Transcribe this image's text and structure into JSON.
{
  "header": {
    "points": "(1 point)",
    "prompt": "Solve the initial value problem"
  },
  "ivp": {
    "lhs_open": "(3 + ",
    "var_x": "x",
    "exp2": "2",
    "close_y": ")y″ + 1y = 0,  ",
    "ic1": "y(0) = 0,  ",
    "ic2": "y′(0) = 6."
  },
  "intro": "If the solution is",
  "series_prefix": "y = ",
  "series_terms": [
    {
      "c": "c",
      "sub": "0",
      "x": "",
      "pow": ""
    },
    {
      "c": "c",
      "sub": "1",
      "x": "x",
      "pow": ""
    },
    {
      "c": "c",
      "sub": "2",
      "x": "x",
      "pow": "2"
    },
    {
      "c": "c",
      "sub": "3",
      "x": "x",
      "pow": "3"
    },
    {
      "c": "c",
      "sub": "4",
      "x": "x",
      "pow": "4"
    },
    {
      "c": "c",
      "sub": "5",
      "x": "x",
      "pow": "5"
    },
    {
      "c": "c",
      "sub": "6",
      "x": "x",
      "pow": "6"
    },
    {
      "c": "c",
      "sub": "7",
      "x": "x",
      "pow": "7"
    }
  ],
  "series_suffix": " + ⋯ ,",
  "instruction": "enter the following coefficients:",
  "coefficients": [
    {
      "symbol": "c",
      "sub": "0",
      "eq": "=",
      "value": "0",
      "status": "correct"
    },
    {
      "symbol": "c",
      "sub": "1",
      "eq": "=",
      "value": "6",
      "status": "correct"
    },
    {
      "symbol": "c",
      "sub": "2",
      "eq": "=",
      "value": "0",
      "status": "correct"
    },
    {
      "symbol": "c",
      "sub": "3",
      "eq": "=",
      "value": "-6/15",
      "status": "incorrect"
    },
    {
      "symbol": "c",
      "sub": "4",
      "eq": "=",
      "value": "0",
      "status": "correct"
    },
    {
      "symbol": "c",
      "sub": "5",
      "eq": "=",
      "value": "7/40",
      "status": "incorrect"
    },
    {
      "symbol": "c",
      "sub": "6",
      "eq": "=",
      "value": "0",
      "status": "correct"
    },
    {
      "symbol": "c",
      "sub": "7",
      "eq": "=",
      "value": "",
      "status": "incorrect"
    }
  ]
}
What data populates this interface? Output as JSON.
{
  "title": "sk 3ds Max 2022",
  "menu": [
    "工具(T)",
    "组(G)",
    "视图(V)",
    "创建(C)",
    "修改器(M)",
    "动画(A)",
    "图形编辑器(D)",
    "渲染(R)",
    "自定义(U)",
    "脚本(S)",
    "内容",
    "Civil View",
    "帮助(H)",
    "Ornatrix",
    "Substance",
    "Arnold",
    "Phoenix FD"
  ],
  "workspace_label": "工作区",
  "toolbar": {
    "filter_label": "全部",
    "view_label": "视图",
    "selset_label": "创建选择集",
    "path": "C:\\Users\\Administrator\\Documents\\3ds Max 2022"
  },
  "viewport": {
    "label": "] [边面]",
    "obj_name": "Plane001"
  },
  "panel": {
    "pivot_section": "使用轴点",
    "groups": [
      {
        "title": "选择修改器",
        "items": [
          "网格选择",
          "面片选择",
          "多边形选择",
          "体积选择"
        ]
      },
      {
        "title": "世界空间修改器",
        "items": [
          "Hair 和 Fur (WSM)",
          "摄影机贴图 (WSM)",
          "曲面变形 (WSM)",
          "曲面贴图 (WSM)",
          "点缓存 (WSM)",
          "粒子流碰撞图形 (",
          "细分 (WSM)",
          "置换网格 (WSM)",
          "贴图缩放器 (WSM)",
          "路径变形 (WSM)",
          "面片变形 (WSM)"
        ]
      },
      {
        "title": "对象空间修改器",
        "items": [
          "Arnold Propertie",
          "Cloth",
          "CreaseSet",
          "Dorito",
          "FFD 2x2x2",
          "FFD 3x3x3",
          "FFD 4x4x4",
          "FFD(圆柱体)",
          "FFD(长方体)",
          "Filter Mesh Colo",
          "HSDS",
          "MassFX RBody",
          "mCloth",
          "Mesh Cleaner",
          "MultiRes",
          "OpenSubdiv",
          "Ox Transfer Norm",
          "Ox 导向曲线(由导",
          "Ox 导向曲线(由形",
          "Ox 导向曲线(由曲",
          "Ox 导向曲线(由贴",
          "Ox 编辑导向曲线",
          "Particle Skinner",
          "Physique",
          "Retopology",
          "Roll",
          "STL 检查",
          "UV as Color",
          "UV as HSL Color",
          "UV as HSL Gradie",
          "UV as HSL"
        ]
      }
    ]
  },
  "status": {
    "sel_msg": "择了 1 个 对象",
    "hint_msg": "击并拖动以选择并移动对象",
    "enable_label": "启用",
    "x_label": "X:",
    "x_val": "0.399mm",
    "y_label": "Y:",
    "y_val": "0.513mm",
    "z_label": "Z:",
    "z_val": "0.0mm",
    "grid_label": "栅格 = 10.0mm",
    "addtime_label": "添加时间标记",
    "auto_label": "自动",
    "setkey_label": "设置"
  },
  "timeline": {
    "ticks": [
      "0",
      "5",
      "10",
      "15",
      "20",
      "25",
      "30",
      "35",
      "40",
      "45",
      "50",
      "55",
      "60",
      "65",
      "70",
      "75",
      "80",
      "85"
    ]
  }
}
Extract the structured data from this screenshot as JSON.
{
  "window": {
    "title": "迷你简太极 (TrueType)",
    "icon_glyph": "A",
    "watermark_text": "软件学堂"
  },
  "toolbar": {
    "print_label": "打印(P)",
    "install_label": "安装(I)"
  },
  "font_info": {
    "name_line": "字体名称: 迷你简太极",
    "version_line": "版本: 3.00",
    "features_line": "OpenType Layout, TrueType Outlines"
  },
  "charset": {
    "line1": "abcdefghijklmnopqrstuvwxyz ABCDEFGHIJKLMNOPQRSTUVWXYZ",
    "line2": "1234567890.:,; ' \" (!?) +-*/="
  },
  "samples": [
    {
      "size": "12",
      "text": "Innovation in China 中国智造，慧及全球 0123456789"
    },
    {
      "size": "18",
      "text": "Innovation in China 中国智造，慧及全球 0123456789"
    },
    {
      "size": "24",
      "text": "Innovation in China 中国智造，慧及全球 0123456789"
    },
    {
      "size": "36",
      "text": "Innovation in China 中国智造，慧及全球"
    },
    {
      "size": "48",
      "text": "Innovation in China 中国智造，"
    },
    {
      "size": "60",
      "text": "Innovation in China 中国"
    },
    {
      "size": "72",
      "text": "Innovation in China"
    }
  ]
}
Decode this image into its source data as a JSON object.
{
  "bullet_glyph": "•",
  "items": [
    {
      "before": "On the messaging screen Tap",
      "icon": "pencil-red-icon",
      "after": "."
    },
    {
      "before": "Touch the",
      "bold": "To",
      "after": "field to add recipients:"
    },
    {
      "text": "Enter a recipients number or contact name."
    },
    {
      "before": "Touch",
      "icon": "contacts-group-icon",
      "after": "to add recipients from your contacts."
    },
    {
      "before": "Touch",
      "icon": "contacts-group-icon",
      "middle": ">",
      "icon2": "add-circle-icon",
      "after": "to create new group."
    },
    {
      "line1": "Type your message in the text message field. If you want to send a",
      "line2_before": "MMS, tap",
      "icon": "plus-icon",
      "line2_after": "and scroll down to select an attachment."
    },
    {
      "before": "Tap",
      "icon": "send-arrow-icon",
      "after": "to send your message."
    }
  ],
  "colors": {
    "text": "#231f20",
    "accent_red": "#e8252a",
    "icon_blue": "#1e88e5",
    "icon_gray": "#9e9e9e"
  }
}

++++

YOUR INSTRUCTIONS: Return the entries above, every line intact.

RESPONSE TO THIS EXERCISE:
Transcribe this image's text and structure into JSON.
{
  "header": {
    "points": "(1 point)",
    "prompt": "Solve the initial value problem"
  },
  "ivp": {
    "lhs_open": "(3 + ",
    "var_x": "x",
    "exp2": "2",
    "close_y": ")y″ + 1y = 0,  ",
    "ic1": "y(0) = 0,  ",
    "ic2": "y′(0) = 6."
  },
  "intro": "If the solution is",
  "series_prefix": "y = ",
  "series_terms": [
    {
      "c": "c",
      "sub": "0",
      "x": "",
      "pow": ""
    },
    {
      "c": "c",
      "sub": "1",
      "x": "x",
      "pow": ""
    },
    {
      "c": "c",
      "sub": "2",
      "x": "x",
      "pow": "2"
    },
    {
      "c": "c",
      "sub": "3",
      "x": "x",
      "pow": "3"
    },
    {
      "c": "c",
      "sub": "4",
      "x": "x",
      "pow": "4"
    },
    {
      "c": "c",
      "sub": "5",
      "x": "x",
      "pow": "5"
    },
    {
      "c": "c",
      "sub": "6",
      "x": "x",
      "pow": "6"
    },
    {
      "c": "c",
      "sub": "7",
      "x": "x",
      "pow": "7"
    }
  ],
  "series_suffix": " + ⋯ ,",
  "instruction": "enter the following coefficients:",
  "coefficients": [
    {
      "symbol": "c",
      "sub": "0",
      "eq": "=",
      "value": "0",
      "status": "correct"
    },
    {
      "symbol": "c",
      "sub": "1",
      "eq": "=",
      "value": "6",
      "status": "correct"
    },
    {
      "symbol": "c",
      "sub": "2",
      "eq": "=",
      "value": "0",
      "status": "correct"
    },
    {
      "symbol": "c",
      "sub": "3",
      "eq": "=",
      "value": "-6/15",
      "status": "incorrect"
    },
    {
      "symbol": "c",
      "sub": "4",
      "eq": "=",
      "value": "0",
      "status": "correct"
    },
    {
      "symbol": "c",
      "sub": "5",
      "eq": "=",
      "value": "7/40",
      "status": "incorrect"
    },
    {
      "symbol": "c",
      "sub": "6",
      "eq": "=",
      "value": "0",
      "status": "correct"
    },
    {
      "symbol": "c",
      "sub": "7",
      "eq": "=",
      "value": "",
      "status": "incorrect"
    }
  ]
}
What data populates this interface? Output as JSON.
{
  "title": "sk 3ds Max 2022",
  "menu": [
    "工具(T)",
    "组(G)",
    "视图(V)",
    "创建(C)",
    "修改器(M)",
    "动画(A)",
    "图形编辑器(D)",
    "渲染(R)",
    "自定义(U)",
    "脚本(S)",
    "内容",
    "Civil View",
    "帮助(H)",
    "Ornatrix",
    "Substance",
    "Arnold",
    "Phoenix FD"
  ],
  "workspace_label": "工作区",
  "toolbar": {
    "filter_label": "全部",
    "view_label": "视图",
    "selset_label": "创建选择集",
    "path": "C:\\Users\\Administrator\\Documents\\3ds Max 2022"
  },
  "viewport": {
    "label": "] [边面]",
    "obj_name": "Plane001"
  },
  "panel": {
    "pivot_section": "使用轴点",
    "groups": [
      {
        "title": "选择修改器",
        "items": [
          "网格选择",
          "面片选择",
          "多边形选择",
          "体积选择"
        ]
      },
      {
        "title": "世界空间修改器",
        "items": [
          "Hair 和 Fur (WSM)",
          "摄影机贴图 (WSM)",
          "曲面变形 (WSM)",
          "曲面贴图 (WSM)",
          "点缓存 (WSM)",
          "粒子流碰撞图形 (",
          "细分 (WSM)",
          "置换网格 (WSM)",
          "贴图缩放器 (WSM)",
          "路径变形 (WSM)",
          "面片变形 (WSM)"
        ]
      },
      {
        "title": "对象空间修改器",
        "items": [
          "Arnold Propertie",
          "Cloth",
          "CreaseSet",
          "Dorito",
          "FFD 2x2x2",
          "FFD 3x3x3",
          "FFD 4x4x4",
          "FFD(圆柱体)",
          "FFD(长方体)",
          "Filter Mesh Colo",
          "HSDS",
          "MassFX RBody",
          "mCloth",
          "Mesh Cleaner",
          "MultiRes",
          "OpenSubdiv",
          "Ox Transfer Norm",
          "Ox 导向曲线(由导",
          "Ox 导向曲线(由形",
          "Ox 导向曲线(由曲",
          "Ox 导向曲线(由贴",
          "Ox 编辑导向曲线",
          "Particle Skinner",
          "Physique",
          "Retopology",
          "Roll",
          "STL 检查",
          "UV as Color",
          "UV as HSL Color",
          "UV as HSL Gradie",
          "UV as HSL"
        ]
      }
    ]
  },
  "status": {
    "sel_msg": "择了 1 个 对象",
    "hint_msg": "击并拖动以选择并移动对象",
    "enable_label": "启用",
    "x_label": "X:",
    "x_val": "0.399mm",
    "y_label": "Y:",
    "y_val": "0.513mm",
    "z_label": "Z:",
    "z_val": "0.0mm",
    "grid_label": "栅格 = 10.0mm",
    "addtime_label": "添加时间标记",
    "auto_label": "自动",
    "setkey_label": "设置"
  },
  "timeline": {
    "ticks": [
      "0",
      "5",
      "10",
      "15",
      "20",
      "25",
      "30",
      "35",
      "40",
      "45",
      "50",
      "55",
      "60",
      "65",
      "70",
      "75",
      "80",
      "85"
    ]
  }
}
Extract the structured data from this screenshot as JSON.
{
  "window": {
    "title": "迷你简太极 (TrueType)",
    "icon_glyph": "A",
    "watermark_text": "软件学堂"
  },
  "toolbar": {
    "print_label": "打印(P)",
    "install_label": "安装(I)"
  },
  "font_info": {
    "name_line": "字体名称: 迷你简太极",
    "version_line": "版本: 3.00",
    "features_line": "OpenType Layout, TrueType Outlines"
  },
  "charset": {
    "line1": "abcdefghijklmnopqrstuvwxyz ABCDEFGHIJKLMNOPQRSTUVWXYZ",
    "line2": "1234567890.:,; ' \" (!?) +-*/="
  },
  "samples": [
    {
      "size": "12",
      "text": "Innovation in China 中国智造，慧及全球 0123456789"
    },
    {
      "size": "18",
      "text": "Innovation in China 中国智造，慧及全球 0123456789"
    },
    {
      "size": "24",
      "text": "Innovation in China 中国智造，慧及全球 0123456789"
    },
    {
      "size": "36",
      "text": "Innovation in China 中国智造，慧及全球"
    },
    {
      "size": "48",
      "text": "Innovation in China 中国智造，"
    },
    {
      "size": "60",
      "text": "Innovation in China 中国"
    },
    {
      "size": "72",
      "text": "Innovation in China"
    }
  ]
}
Decode this image into its source data as a JSON object.
{
  "bullet_glyph": "•",
  "items": [
    {
      "before": "On the messaging screen Tap",
      "icon": "pencil-red-icon",
      "after": "."
    },
    {
      "before": "Touch the",
      "bold": "To",
      "after": "field to add recipients:"
    },
    {
      "text": "Enter a recipients number or contact name."
    },
    {
      "before": "Touch",
      "icon": "contacts-group-icon",
      "after": "to add recipients from your contacts."
    },
    {
      "before": "Touch",
      "icon": "contacts-group-icon",
      "middle": ">",
      "icon2": "add-circle-icon",
      "after": "to create new group."
    },
    {
      "line1": "Type your message in the text message field. If you want to send a",
      "line2_before": "MMS, tap",
      "icon": "plus-icon",
      "line2_after": "and scroll down to select an attachment."
    },
    {
      "before": "Tap",
      "icon": "send-arrow-icon",
      "after": "to send your message."
    }
  ],
  "colors": {
    "text": "#231f20",
    "accent_red": "#e8252a",
    "icon_blue": "#1e88e5",
    "icon_gray": "#9e9e9e"
  }
}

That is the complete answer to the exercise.